Work required
Extract all records. Keep each one exact.

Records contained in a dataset
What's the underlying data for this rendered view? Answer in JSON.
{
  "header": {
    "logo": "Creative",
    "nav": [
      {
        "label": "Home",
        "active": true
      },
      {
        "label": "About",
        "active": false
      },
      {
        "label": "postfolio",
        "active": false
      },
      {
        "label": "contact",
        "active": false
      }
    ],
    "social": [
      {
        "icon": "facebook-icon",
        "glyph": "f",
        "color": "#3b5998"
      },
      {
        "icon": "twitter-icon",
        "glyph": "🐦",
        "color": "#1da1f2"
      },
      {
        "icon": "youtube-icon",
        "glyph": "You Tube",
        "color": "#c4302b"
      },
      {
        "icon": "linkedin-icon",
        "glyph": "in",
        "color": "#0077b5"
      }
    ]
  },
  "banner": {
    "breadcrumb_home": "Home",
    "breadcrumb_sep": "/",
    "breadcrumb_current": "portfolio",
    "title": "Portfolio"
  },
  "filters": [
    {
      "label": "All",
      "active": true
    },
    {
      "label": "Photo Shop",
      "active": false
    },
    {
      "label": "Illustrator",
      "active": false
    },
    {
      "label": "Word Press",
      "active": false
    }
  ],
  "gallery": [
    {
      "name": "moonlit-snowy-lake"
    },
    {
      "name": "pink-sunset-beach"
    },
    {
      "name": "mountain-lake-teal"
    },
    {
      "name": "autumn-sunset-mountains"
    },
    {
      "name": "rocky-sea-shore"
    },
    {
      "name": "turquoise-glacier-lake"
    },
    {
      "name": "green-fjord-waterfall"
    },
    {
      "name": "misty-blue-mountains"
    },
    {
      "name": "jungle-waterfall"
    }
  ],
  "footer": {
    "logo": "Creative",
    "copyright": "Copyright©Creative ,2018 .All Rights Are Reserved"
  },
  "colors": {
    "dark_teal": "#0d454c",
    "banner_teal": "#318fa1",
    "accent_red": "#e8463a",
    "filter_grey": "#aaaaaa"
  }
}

Output of the exercise
What's the underlying data for this rendered view? Answer in JSON.
{
  "header": {
    "logo": "Creative",
    "nav": [
      {
        "label": "Home",
        "active": true
      },
      {
        "label": "About",
        "active": false
      },
      {
        "label": "postfolio",
        "active": false
      },
      {
        "label": "contact",
        "active": false
      }
    ],
    "social": [
      {
        "icon": "facebook-icon",
        "glyph": "f",
        "color": "#3b5998"
      },
      {
        "icon": "twitter-icon",
        "glyph": "🐦",
        "color": "#1da1f2"
      },
      {
        "icon": "youtube-icon",
        "glyph": "You Tube",
        "color": "#c4302b"
      },
      {
        "icon": "linkedin-icon",
        "glyph": "in",
        "color": "#0077b5"
      }
    ]
  },
  "banner": {
    "breadcrumb_home": "Home",
    "breadcrumb_sep": "/",
    "breadcrumb_current": "portfolio",
    "title": "Portfolio"
  },
  "filters": [
    {
      "label": "All",
      "active": true
    },
    {
      "label": "Photo Shop",
      "active": false
    },
    {
      "label": "Illustrator",
      "active": false
    },
    {
      "label": "Word Press",
      "active": false
    }
  ],
  "gallery": [
    {
      "name": "moonlit-snowy-lake"
    },
    {
      "name": "pink-sunset-beach"
    },
    {
      "name": "mountain-lake-teal"
    },
    {
      "name": "autumn-sunset-mountains"
    },
    {
      "name": "rocky-sea-shore"
    },
    {
      "name": "turquoise-glacier-lake"
    },
    {
      "name": "green-fjord-waterfall"
    },
    {
      "name": "misty-blue-mountains"
    },
    {
      "name": "jungle-waterfall"
    }
  ],
  "footer": {
    "logo": "Creative",
    "copyright": "Copyright©Creative ,2018 .All Rights Are Reserved"
  },
  "colors": {
    "dark_teal": "#0d454c",
    "banner_teal": "#318fa1",
    "accent_red": "#e8463a",
    "filter_grey": "#aaaaaa"
  }
}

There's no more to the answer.